- having a variety of strategies to pull from according to subject, length of unit, and type of upcoming assessment
- keeping the goals in mind and avoiding busy work (Goals may be SAT vocab rote memorization, literary analysis essay preparation, or many other necessary pursuits)
In the spirit of adding to our collective review toolbox, I’m sharing 15 review techniques, and I would love to hear your additions and thoughts in the comment section below!
1. Create a timeline: This is especially effective for reviewing a novel or play. Students can work alone or in small groups. You can also include a requirement for properly cited quotes or visual aids.
2. Add a post it: In this technique, the teacher places large poster boards around the room with topics to review and then students add post it notes about what they know from that topic with no repeats! For example, for a 20th century American poetry unit could have large posters titles: The Imagists, The Love Song of J Alfred Prufrock, The Harlem Renaissance, and Robert Frost. After students add post it notes, you can go over them as a class and organize them in ways that make sense. Students can write down the notes or take a picture at the end.
3. Silent ball: I love this game! I explain it in detail in this post if you want to click over.
4. Jeopardy and other game templates: These can be found in google presentations and be easily modified to fit your topic.
5. Student created quizzes: Allow students to anticipate and prepare for questions on the test. This is a great strategy for students preparing for other classes and college too.

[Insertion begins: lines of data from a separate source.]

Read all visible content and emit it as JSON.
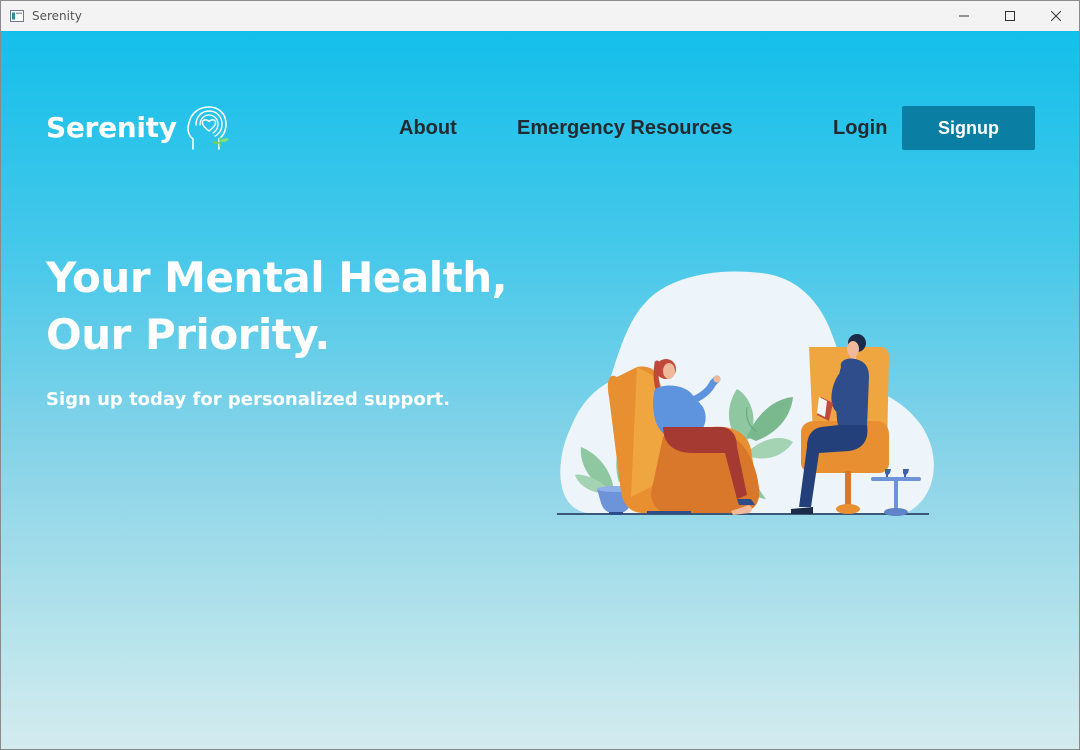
{
  "window": {
    "title": "Serenity",
    "icon": "app-window-icon",
    "controls": [
      "minimize-icon",
      "maximize-icon",
      "close-icon"
    ]
  },
  "logo": {
    "text": "Serenity",
    "icon": "mind-heart-head-icon"
  },
  "nav": {
    "about": "About",
    "emergency": "Emergency Resources",
    "login": "Login",
    "signup": "Signup"
  },
  "hero": {
    "headline_line1": "Your Mental Health,",
    "headline_line2": "Our Priority.",
    "subtext": "Sign up today for personalized support.",
    "illustration": "therapy-session-illustration"
  },
  "colors": {
    "accent": "#0a7fa3",
    "gradient_top": "#13bfea",
    "gradient_bottom": "#d4ebef",
    "text_light": "#ffffff",
    "text_dark": "#222a30"
  }
}
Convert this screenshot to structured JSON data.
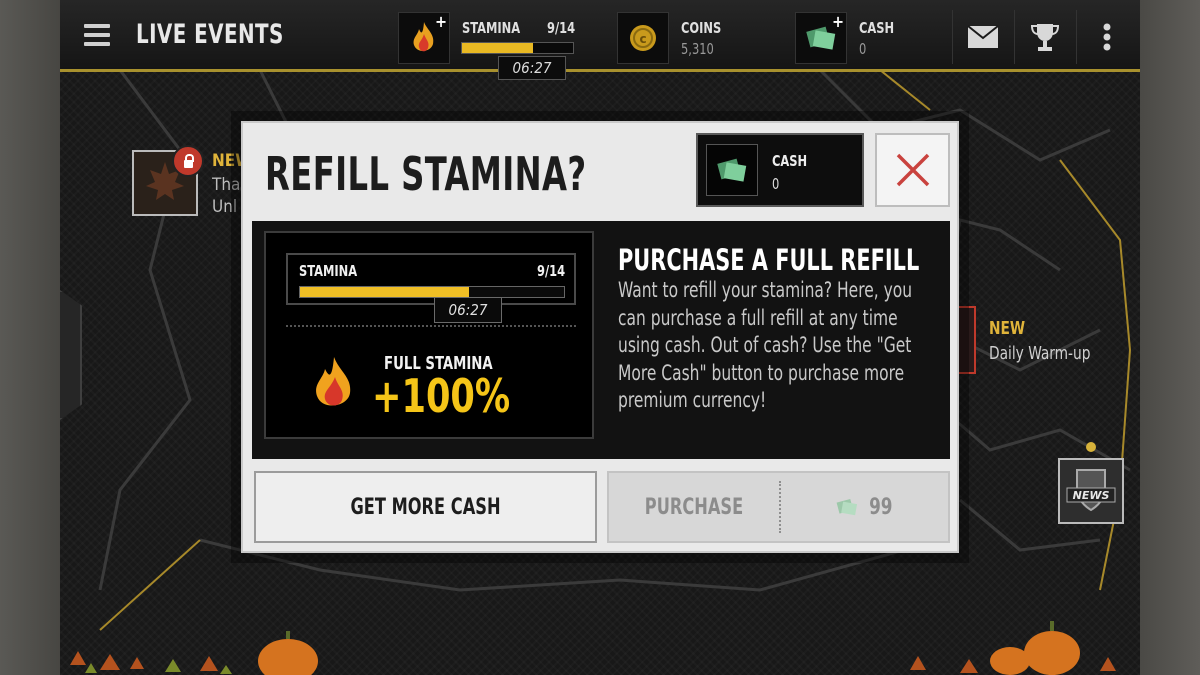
{
  "topbar": {
    "title": "LIVE EVENTS",
    "stamina": {
      "label": "STAMINA",
      "value": "9/14",
      "fill_fraction": 0.64,
      "timer": "06:27"
    },
    "coins": {
      "label": "COINS",
      "value": "5,310"
    },
    "cash": {
      "label": "CASH",
      "value": "0"
    }
  },
  "map": {
    "left_event": {
      "badge": "NEW",
      "line1": "Tha",
      "line2": "Unl"
    },
    "right_event": {
      "badge": "NEW",
      "name": "Daily Warm-up"
    },
    "news_label": "NEWS"
  },
  "modal": {
    "title": "REFILL STAMINA?",
    "cash_chip": {
      "label": "CASH",
      "value": "0"
    },
    "stamina_card": {
      "label": "STAMINA",
      "count": "9/14",
      "fill_fraction": 0.64,
      "timer": "06:27",
      "full_label": "FULL STAMINA",
      "percent": "+100%"
    },
    "info": {
      "title": "PURCHASE A FULL REFILL",
      "body": "Want to refill your stamina? Here, you can purchase a full refill at any time using cash. Out of cash? Use the \"Get More Cash\" button to purchase more premium currency!"
    },
    "buttons": {
      "get_more_cash": "GET MORE CASH",
      "purchase": "PURCHASE",
      "price": "99"
    }
  },
  "colors": {
    "accent_gold": "#f5c518",
    "close_red": "#c9423e",
    "cash_green": "#6fbf8f"
  }
}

6. Jigsaw presentations or gallery walks: In pairs, groups, or individuals, give students a part of the overall content and have them create presentations or visuals to help reinforce their concept. For example, students could each tackle a literary or poetic device.
7. Quizlet: This is especially powerful for studying vocabulary or sets of facts. I explain how I use it in this post.
8. Quiz, Quiz, Trade: In this Kagan inspired technique, students create flashcards and move around quizzing each other and trading cards. Something about moving while studying really helps some students. I explain further here as part of my tips for spicing up summer school.
9. Graphic organizers: Challenge students to use a graphic organizer to make sense of their notes. On the board, draw examples of flow charts, Venn Diagrams, T charts, spider maps, and other organizers and then let them use their own logic to create!
10. Map it out/Make connections: After I have done a few of my visual maps in earlier units, I challenge students to come up with the best map for a later unit. Here is my post about the visuals I create.
11. Highlight important notes: It is simple, but a lasting technique that students can do on their own time after walking through it once with a teacher. Some students would just never think of this simple strategy for studying any subject.
12. Mnemonic Devices: Challenge students to create mnemonics in the form of pictures, songs, acronyms, or other memory joggers. They can share them with each other after creating them.
13. Text convos: It is a little silly, but students have fun using text language to write memorable dialogues between characters or using vocabulary words. The conversations should be laced with the information that they need to know.
14. Snowball fight: I have a co-worker who enjoys this game, which you can read about here.
15. Socratic Seminar: I find this especially helpful when students are preparing for essay examinations because it helps them see more perspectives outside of the obvious. I explain the way socratic seminar works in my room in this post.
What would you add to this list? We would love to keep this list going!